But as the boy who came back, Almond got back on track with new management and one very welcome inclusion on ‘Hits & Misses’ is 2001’s ‘Glorious’. An appropriately titled electronic torch song, it combined his distinctive vocal histrionics with a big sounding production. Around this time, Almond reunited with Dave Ball as SOFT CELL for the ‘Cruelty Without Beauty’ album, but with Almond now declaring this reunion “a terrible mistake”, neither of the two singles ‘Monoculture’ or ‘The Night’ make the tracklisting which is a shame, but understandable.

However, one of the joys of ‘Hits & Pieces’ is that it provides a platform for Almond’s most recent material. Proving he still has that endearing quality, 2014’s ‘The Dancing Marquis’ in particular, produced by Tony Visconti, is like a more fully realised version of ‘The Idol’. Developing its thumping Schaffel motif on ‘Bad To Me’ co–written with Chris Braide, Almond is fully reinvigorated as the flamboyant tattooed pop diva.

Bringing things fully up to date, the new single ‘A Kind Of Love’ is a wonderful optimistic statement that romantic liaisons don’t have to be tainted after all and that we can all be nice to each other, whatever our desires.

Photo by Mike Owen

There are no quibbles with the track selection, maybe preferences for Almond’s work with SYSTEM F, T-TOTAL and STARCLUSTER to substitute inclusions such as the big band live rendition of ‘Tainted Love’ with Jools Holland and the over representation of ‘Fantastic Star’.

But otherwise, this collection does what it says on the tin.

MARC ALMOND and his fabulous career of ups and downs and ups and downs and ups has become engrained into the fabric of popular culture.

Spanning a period of 36 years, ‘Hits & Misses’ is testament that he remains vital as ever and as important as Jacques Brel, Scott Walker or Lou Reed.

With thanks to Stuart Kirkham at Hall Or Nothing

‘Hits & Pieces’ is released by Universal Music as a single CD, double CD and download

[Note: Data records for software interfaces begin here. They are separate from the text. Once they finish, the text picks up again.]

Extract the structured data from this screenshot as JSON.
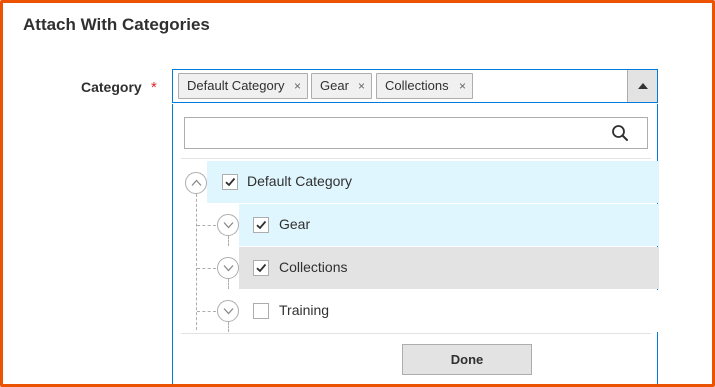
{
  "section": {
    "title": "Attach With Categories"
  },
  "field": {
    "label": "Category",
    "required_mark": "*"
  },
  "selected_chips": [
    {
      "label": "Default Category",
      "remove": "×"
    },
    {
      "label": "Gear",
      "remove": "×"
    },
    {
      "label": "Collections",
      "remove": "×"
    }
  ],
  "search": {
    "value": "",
    "placeholder": ""
  },
  "tree": [
    {
      "label": "Default Category",
      "checked": true,
      "expanded": true,
      "level": 0,
      "state": "selected"
    },
    {
      "label": "Gear",
      "checked": true,
      "expanded": false,
      "level": 1,
      "state": "selected"
    },
    {
      "label": "Collections",
      "checked": true,
      "expanded": false,
      "level": 1,
      "state": "hover"
    },
    {
      "label": "Training",
      "checked": false,
      "expanded": false,
      "level": 1,
      "state": "normal"
    }
  ],
  "actions": {
    "done_label": "Done"
  },
  "icons": {
    "toggle_open": "chevron-up-icon",
    "toggle_closed": "chevron-down-icon",
    "search": "search-icon",
    "dropdown_arrow": "triangle-up-icon",
    "check": "checkmark-icon"
  },
  "colors": {
    "frame_border": "#eb5202",
    "focus_border": "#007bdb",
    "selected_row": "#e0f6fe",
    "hover_row": "#e3e3e3",
    "required": "#e22626"
  }
}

MARC ALMOND’s ‘Hits & Pieces’ 2017 tour includes: London Roundhouse (22nd March), Perth Concert Hall (25th March), York Barbican Centre (26th March), Buxton Opera House (27th March), Warrington Pyramid & Parr Hall (28th March)





Text by Chi Ming Lai
17th March 2017